◆ **Material for the task**:

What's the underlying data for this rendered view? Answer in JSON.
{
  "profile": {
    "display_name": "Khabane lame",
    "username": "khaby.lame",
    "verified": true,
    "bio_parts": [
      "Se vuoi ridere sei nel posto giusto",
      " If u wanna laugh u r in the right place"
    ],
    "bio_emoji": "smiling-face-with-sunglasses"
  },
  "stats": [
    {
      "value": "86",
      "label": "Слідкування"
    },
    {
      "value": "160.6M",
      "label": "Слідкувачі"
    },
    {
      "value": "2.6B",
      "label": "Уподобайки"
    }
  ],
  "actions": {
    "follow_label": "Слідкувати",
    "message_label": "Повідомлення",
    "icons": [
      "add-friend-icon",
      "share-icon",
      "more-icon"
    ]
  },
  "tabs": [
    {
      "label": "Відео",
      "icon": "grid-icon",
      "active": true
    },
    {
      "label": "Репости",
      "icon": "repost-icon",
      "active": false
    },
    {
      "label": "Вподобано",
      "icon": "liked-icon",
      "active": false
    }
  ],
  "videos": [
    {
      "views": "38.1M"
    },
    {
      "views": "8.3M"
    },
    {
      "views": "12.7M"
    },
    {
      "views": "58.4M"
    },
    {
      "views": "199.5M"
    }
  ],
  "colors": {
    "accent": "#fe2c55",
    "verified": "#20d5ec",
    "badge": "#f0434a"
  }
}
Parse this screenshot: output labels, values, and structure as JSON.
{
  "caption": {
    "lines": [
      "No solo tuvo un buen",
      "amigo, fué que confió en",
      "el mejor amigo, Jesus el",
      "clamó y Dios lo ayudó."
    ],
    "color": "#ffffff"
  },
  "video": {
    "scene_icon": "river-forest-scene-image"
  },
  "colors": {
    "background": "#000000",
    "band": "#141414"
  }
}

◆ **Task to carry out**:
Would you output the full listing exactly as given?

◆ **Exercise response**:
What's the underlying data for this rendered view? Answer in JSON.
{
  "profile": {
    "display_name": "Khabane lame",
    "username": "khaby.lame",
    "verified": true,
    "bio_parts": [
      "Se vuoi ridere sei nel posto giusto",
      " If u wanna laugh u r in the right place"
    ],
    "bio_emoji": "smiling-face-with-sunglasses"
  },
  "stats": [
    {
      "value": "86",
      "label": "Слідкування"
    },
    {
      "value": "160.6M",
      "label": "Слідкувачі"
    },
    {
      "value": "2.6B",
      "label": "Уподобайки"
    }
  ],
  "actions": {
    "follow_label": "Слідкувати",
    "message_label": "Повідомлення",
    "icons": [
      "add-friend-icon",
      "share-icon",
      "more-icon"
    ]
  },
  "tabs": [
    {
      "label": "Відео",
      "icon": "grid-icon",
      "active": true
    },
    {
      "label": "Репости",
      "icon": "repost-icon",
      "active": false
    },
    {
      "label": "Вподобано",
      "icon": "liked-icon",
      "active": false
    }
  ],
  "videos": [
    {
      "views": "38.1M"
    },
    {
      "views": "8.3M"
    },
    {
      "views": "12.7M"
    },
    {
      "views": "58.4M"
    },
    {
      "views": "199.5M"
    }
  ],
  "colors": {
    "accent": "#fe2c55",
    "verified": "#20d5ec",
    "badge": "#f0434a"
  }
}
Parse this screenshot: output labels, values, and structure as JSON.
{
  "caption": {
    "lines": [
      "No solo tuvo un buen",
      "amigo, fué que confió en",
      "el mejor amigo, Jesus el",
      "clamó y Dios lo ayudó."
    ],
    "color": "#ffffff"
  },
  "video": {
    "scene_icon": "river-forest-scene-image"
  },
  "colors": {
    "background": "#000000",
    "band": "#141414"
  }
}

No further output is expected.